History of Scotland. By P. Hume Brown. VoL I. (Cambridge
University Press. 5s.)—This new work by the author of the well- known biographies of Knox and Buchanan promises when com- pleted, unless indeed in turn it is to be superseded by the promised monograph of Mr. Andrew Lang, to be the most compact, reliable, and judicious history of Scotland that has ever been published. This volume comes down only to the death of James V. after the defeat of his army by the English at Solway Moss. But it is sufficient to indi- cate what the quality of the whole work will be. Following in the wake and taking advantage of the researches of his more immediate predecessors in Scottish historical work, such as Burton and Skene, he has supplemented these with investigations of his own which have been made possible only by the recent unearthing of private and public documents of the greatest value.

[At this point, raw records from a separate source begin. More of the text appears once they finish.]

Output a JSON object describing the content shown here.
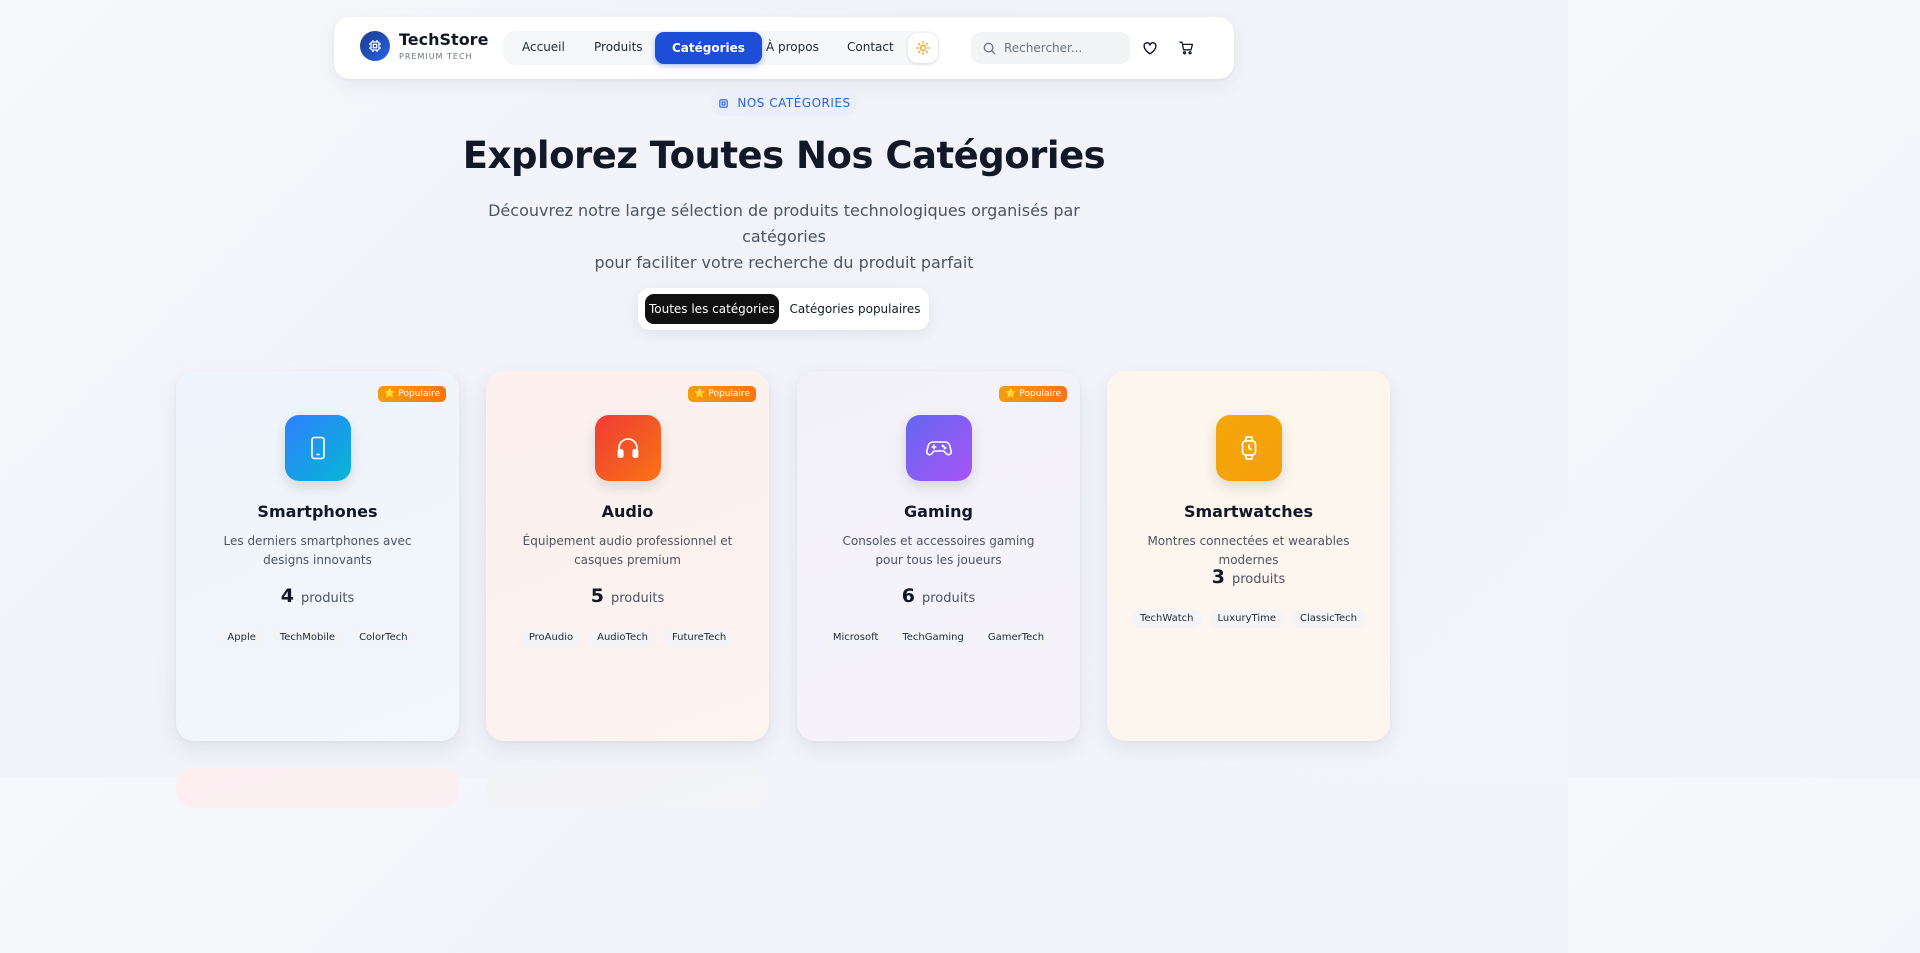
{
  "brand": {
    "name": "TechStore",
    "tagline": "PREMIUM TECH",
    "logo_icon": "chip-icon"
  },
  "nav": {
    "items": [
      {
        "label": "Accueil",
        "active": false
      },
      {
        "label": "Produits",
        "active": false
      },
      {
        "label": "Catégories",
        "active": true
      },
      {
        "label": "À propos",
        "active": false
      },
      {
        "label": "Contact",
        "active": false
      }
    ],
    "theme_icon": "sun-icon",
    "search_placeholder": "Rechercher...",
    "wishlist_icon": "heart-icon",
    "cart_icon": "cart-icon"
  },
  "hero": {
    "eyebrow": "NOS CATÉGORIES",
    "title": "Explorez Toutes Nos Catégories",
    "subtitle_line1": "Découvrez notre large sélection de produits technologiques organisés par catégories",
    "subtitle_line2": "pour faciliter votre recherche du produit parfait"
  },
  "tabs": [
    {
      "label": "Toutes les catégories",
      "active": true
    },
    {
      "label": "Catégories populaires",
      "active": false
    }
  ],
  "categories": [
    {
      "name": "Smartphones",
      "description": "Les derniers smartphones avec designs innovants",
      "count": "4",
      "count_label": "produits",
      "badge": "⭐ Populaire",
      "icon": "smartphone-icon",
      "brands": [
        "Apple",
        "TechMobile",
        "ColorTech"
      ],
      "colors": {
        "from": "#2f80ff",
        "to": "#06b6d4",
        "bg": "#eef5fb"
      }
    },
    {
      "name": "Audio",
      "description": "Équipement audio professionnel et casques premium",
      "count": "5",
      "count_label": "produits",
      "badge": "⭐ Populaire",
      "icon": "headphones-icon",
      "brands": [
        "ProAudio",
        "AudioTech",
        "FutureTech"
      ],
      "colors": {
        "from": "#ef4444",
        "to": "#f97316",
        "bg": "#fdf1ef"
      }
    },
    {
      "name": "Gaming",
      "description": "Consoles et accessoires gaming pour tous les joueurs",
      "count": "6",
      "count_label": "produits",
      "badge": "⭐ Populaire",
      "icon": "gamepad-icon",
      "brands": [
        "Microsoft",
        "TechGaming",
        "GamerTech"
      ],
      "colors": {
        "from": "#6366f1",
        "to": "#a855f7",
        "bg": "#f3f1fa"
      }
    },
    {
      "name": "Smartwatches",
      "description": "Montres connectées et wearables modernes",
      "count": "3",
      "count_label": "produits",
      "badge": "",
      "icon": "watch-icon",
      "brands": [
        "TechWatch",
        "LuxuryTime",
        "ClassicTech"
      ],
      "colors": {
        "from": "#f59e0b",
        "to": "#f97316",
        "bg": "#fdf6ec"
      }
    }
  ]
}
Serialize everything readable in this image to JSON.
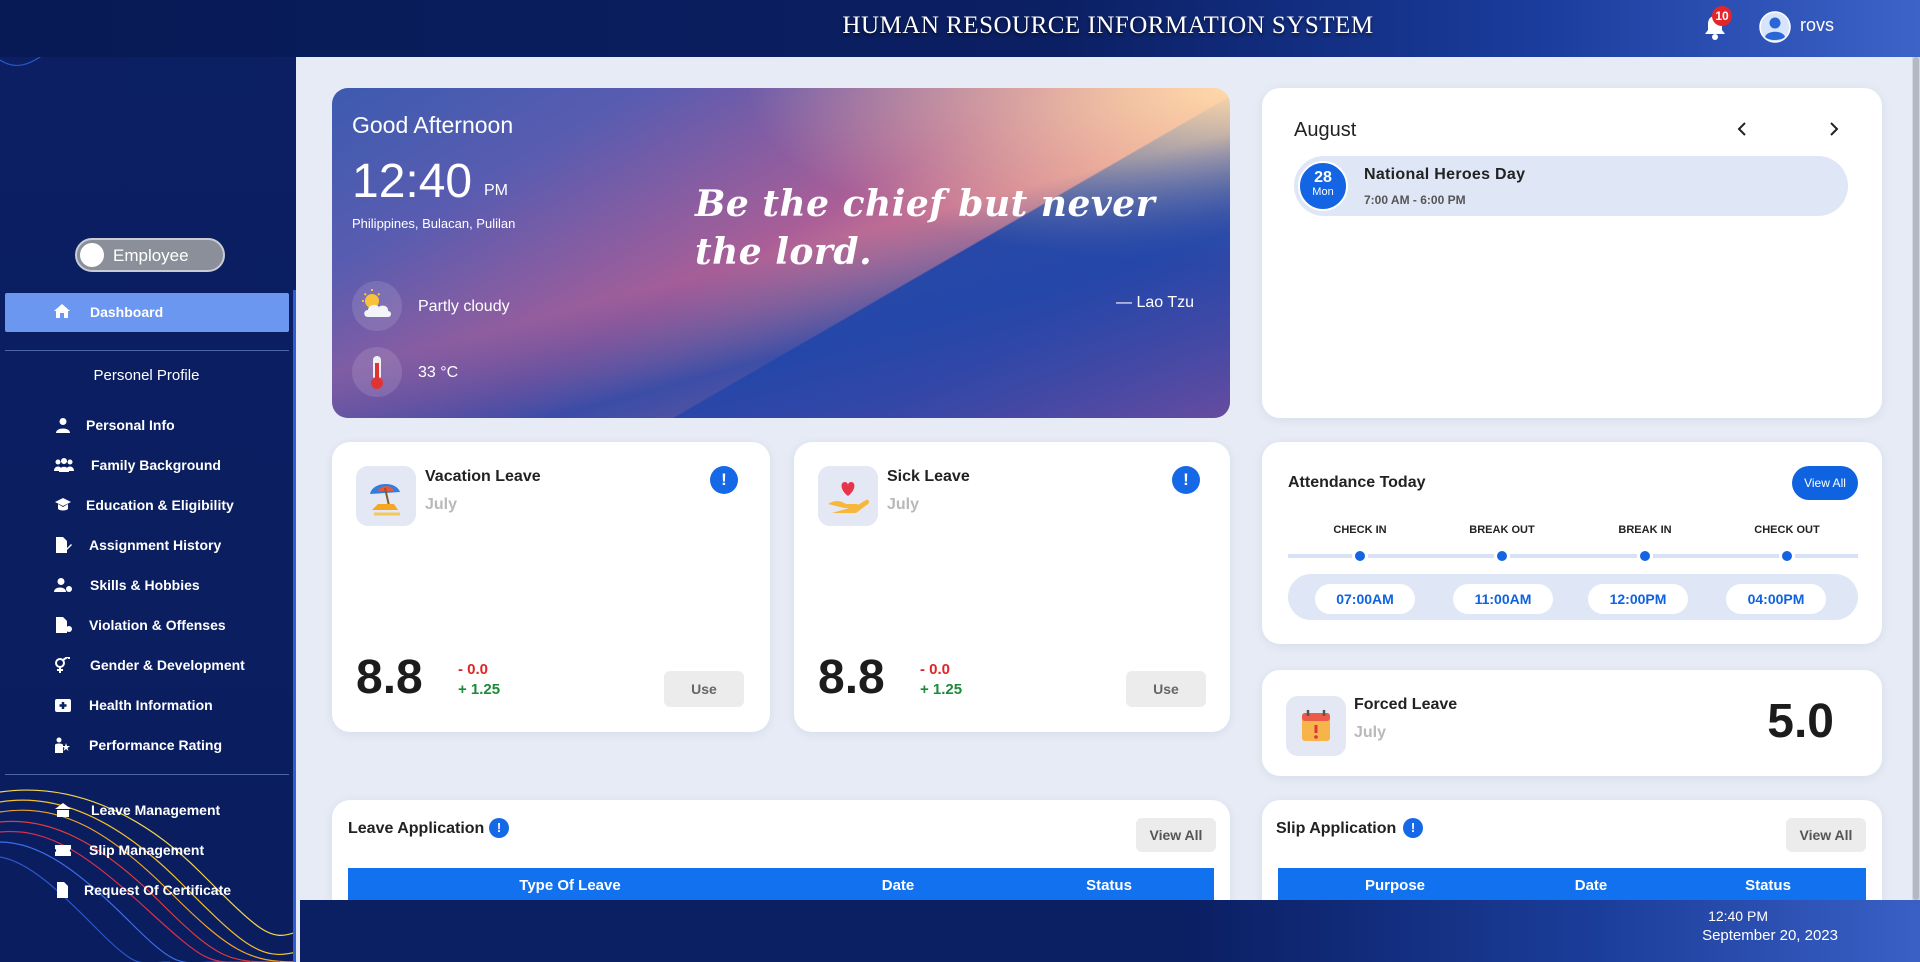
{
  "header": {
    "system_title": "HUMAN RESOURCE INFORMATION SYSTEM",
    "notification_count": "10",
    "user_name": "rovs"
  },
  "sidebar": {
    "role_toggle": "Employee",
    "dashboard": "Dashboard",
    "profile_section": "Personel Profile",
    "profile_items": [
      {
        "label": "Personal Info",
        "icon": "person-icon"
      },
      {
        "label": "Family Background",
        "icon": "family-icon"
      },
      {
        "label": "Education & Eligibility",
        "icon": "graduation-icon"
      },
      {
        "label": "Assignment History",
        "icon": "file-edit-icon"
      },
      {
        "label": "Skills & Hobbies",
        "icon": "user-gear-icon"
      },
      {
        "label": "Violation & Offenses",
        "icon": "file-alert-icon"
      },
      {
        "label": "Gender & Development",
        "icon": "gender-icon"
      },
      {
        "label": "Health Information",
        "icon": "medical-icon"
      },
      {
        "label": "Performance Rating",
        "icon": "rating-icon"
      }
    ],
    "management_items": [
      {
        "label": "Leave Management",
        "icon": "leave-icon"
      },
      {
        "label": "Slip Management",
        "icon": "ticket-icon"
      },
      {
        "label": "Request Of Certificate",
        "icon": "certificate-icon"
      }
    ]
  },
  "hero": {
    "greeting": "Good Afternoon",
    "time": "12:40",
    "ampm": "PM",
    "location": "Philippines, Bulacan, Pulilan",
    "weather": "Partly cloudy",
    "temperature": "33  °C",
    "quote": "Be the chief but never the lord.",
    "author": "— Lao Tzu"
  },
  "calendar": {
    "month": "August",
    "event": {
      "day": "28",
      "dow": "Mon",
      "name": "National Heroes Day",
      "time": "7:00 AM - 6:00 PM"
    }
  },
  "vacation_leave": {
    "title": "Vacation Leave",
    "month": "July",
    "balance": "8.8",
    "deduction": "- 0.0",
    "accrual": "+ 1.25",
    "use_label": "Use"
  },
  "sick_leave": {
    "title": "Sick Leave",
    "month": "July",
    "balance": "8.8",
    "deduction": "- 0.0",
    "accrual": "+ 1.25",
    "use_label": "Use"
  },
  "attendance": {
    "title": "Attendance Today",
    "view_all": "View All",
    "columns": [
      "CHECK IN",
      "BREAK OUT",
      "BREAK IN",
      "CHECK OUT"
    ],
    "times": [
      "07:00AM",
      "11:00AM",
      "12:00PM",
      "04:00PM"
    ]
  },
  "forced_leave": {
    "title": "Forced Leave",
    "month": "July",
    "value": "5.0"
  },
  "leave_application": {
    "title": "Leave Application",
    "view_all": "View All",
    "columns": [
      "Type Of Leave",
      "Date",
      "Status"
    ]
  },
  "slip_application": {
    "title": "Slip Application",
    "view_all": "View All",
    "columns": [
      "Purpose",
      "Date",
      "Status"
    ]
  },
  "footer": {
    "time": "12:40 PM",
    "date": "September 20, 2023"
  },
  "colors": {
    "navy": "#0b1f63",
    "accent_blue": "#1465e3",
    "active_nav": "#6b97f0",
    "negative": "#e02424",
    "positive": "#1b8a3a"
  }
}
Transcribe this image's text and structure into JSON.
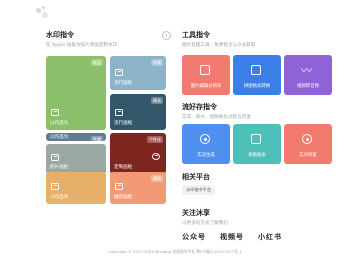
{
  "watermark": {
    "title": "水印指令",
    "subtitle": "在 Apple 设备为照片添加定制水印",
    "tiles": [
      {
        "label": "以作品为",
        "badge": "新品",
        "color": "#8bbf6a"
      },
      {
        "label": "流行画框",
        "badge": "特惠",
        "color": "#8cb3c8"
      },
      {
        "label": "流行画框",
        "badge": "精选",
        "color": "#34566a"
      },
      {
        "label": "以作品为",
        "badge": "专属",
        "color": "#5b7f92"
      },
      {
        "label": "胶片画框",
        "badge": "",
        "color": "#9aa7a3"
      },
      {
        "label": "定制画框",
        "badge": "个性化",
        "color": "#7d2620"
      },
      {
        "label": "以作品为",
        "badge": "",
        "color": "#e7b06a"
      },
      {
        "label": "推荐画框",
        "badge": "爆款",
        "color": "#f29a75"
      }
    ]
  },
  "tools": {
    "title": "工具指令",
    "subtitle": "图片处理工具 - 免费指令公众号获取",
    "tiles": [
      {
        "label": "图片编辑分辨率",
        "color": "#f07b6e",
        "icon": "grid-icon"
      },
      {
        "label": "拼图格式转换",
        "color": "#3d7fe8",
        "icon": "image-icon"
      },
      {
        "label": "视频转音频",
        "color": "#8e63d8",
        "icon": "audio-wave-icon"
      }
    ]
  },
  "popular": {
    "title": "流好存指令",
    "subtitle": "实况、照片、视频备份过程与历里",
    "tiles": [
      {
        "label": "实况生成",
        "color": "#4e8ff0",
        "icon": "target-icon"
      },
      {
        "label": "相册备份",
        "color": "#4fc0b9",
        "icon": "archive-icon"
      },
      {
        "label": "实况恢复",
        "color": "#f07b6e",
        "icon": "target-icon"
      }
    ]
  },
  "related": {
    "title": "相关平台",
    "chip": "水印指令平台"
  },
  "follow": {
    "title": "关注沐享",
    "subtitle": "以更多的方式了解我们",
    "qr_labels": [
      "公众号",
      "视频号",
      "小红书"
    ]
  },
  "footer": "Copyright © 2017-2024 Muxiang 沐享指令平台   粤ICP备2023123417号-1"
}
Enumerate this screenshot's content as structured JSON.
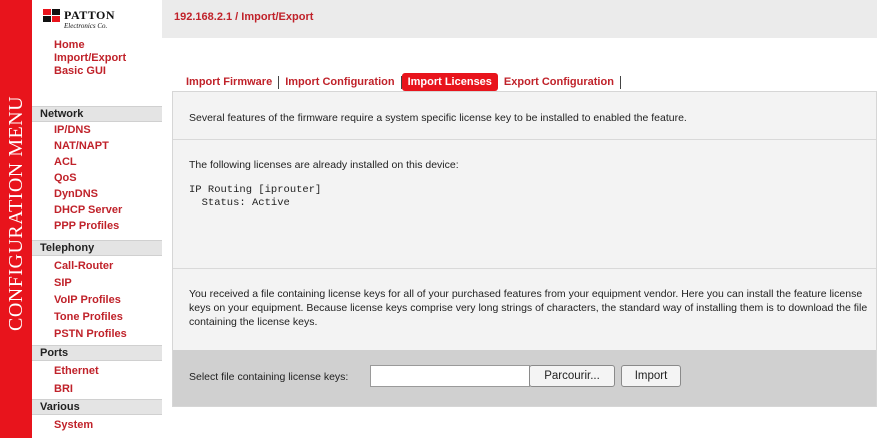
{
  "side_banner": {
    "text": "CONFIGURATION MENU"
  },
  "logo": {
    "brand": "PATTON",
    "sub": "Electronics Co."
  },
  "sidebar": {
    "top_links": [
      {
        "label": "Home"
      },
      {
        "label": "Import/Export"
      },
      {
        "label": "Basic GUI"
      }
    ],
    "groups": [
      {
        "title": "Network",
        "items": [
          "IP/DNS",
          "NAT/NAPT",
          "ACL",
          "QoS",
          "DynDNS",
          "DHCP Server",
          "PPP Profiles"
        ]
      },
      {
        "title": "Telephony",
        "items": [
          "Call-Router",
          "SIP",
          "VoIP Profiles",
          "Tone Profiles",
          "PSTN Profiles"
        ]
      },
      {
        "title": "Ports",
        "items": [
          "Ethernet",
          "BRI"
        ]
      },
      {
        "title": "Various",
        "items": [
          "System"
        ]
      }
    ]
  },
  "header": {
    "breadcrumb": "192.168.2.1 / Import/Export"
  },
  "tabs": [
    {
      "label": "Import Firmware",
      "active": false
    },
    {
      "label": "Import Configuration",
      "active": false
    },
    {
      "label": "Import Licenses",
      "active": true
    },
    {
      "label": "Export Configuration",
      "active": false
    }
  ],
  "content": {
    "intro": "Several features of the firmware require a system specific license key to be installed to enabled the feature.",
    "installed_heading": "The following licenses are already installed on this device:",
    "license_line1": "IP Routing [iprouter]",
    "license_line2": "  Status: Active",
    "instructions": "You received a file containing license keys for all of your purchased features from your equipment vendor. Here you can install the feature license keys on your equipment. Because license keys comprise very long strings of characters, the standard way of installing them is to download the file containing the license keys."
  },
  "form": {
    "label": "Select file containing license keys:",
    "file_value": "",
    "browse_button": "Parcourir...",
    "import_button": "Import"
  },
  "colors": {
    "accent_red": "#e8141c",
    "link_red": "#c0222a",
    "header_gray": "#ebebeb",
    "form_gray": "#d0d0d0"
  }
}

He has consequently been able to trace the birth and write the history of Scotch civilisation in a manner that has hitherto been impossible, and to demonstrate the increasing purpose that has run through the struggles between Kings and savage nobles. It is,hardly too much to say that Mr. Brown has rcoonstructed the reigns of David I. and David IL, of James I. and James II., and that he has made it absolutely certain that, in spite of the troubles which were the result of the War of Independence, Scotland's progress in civilisation was as sure, if not as rapid, as that of other European nations. This is no mean whievement, and its value is enhanced by Mr. Hume Brown's abso- ute freedom from prejudice or bias, and his admirably lucid style.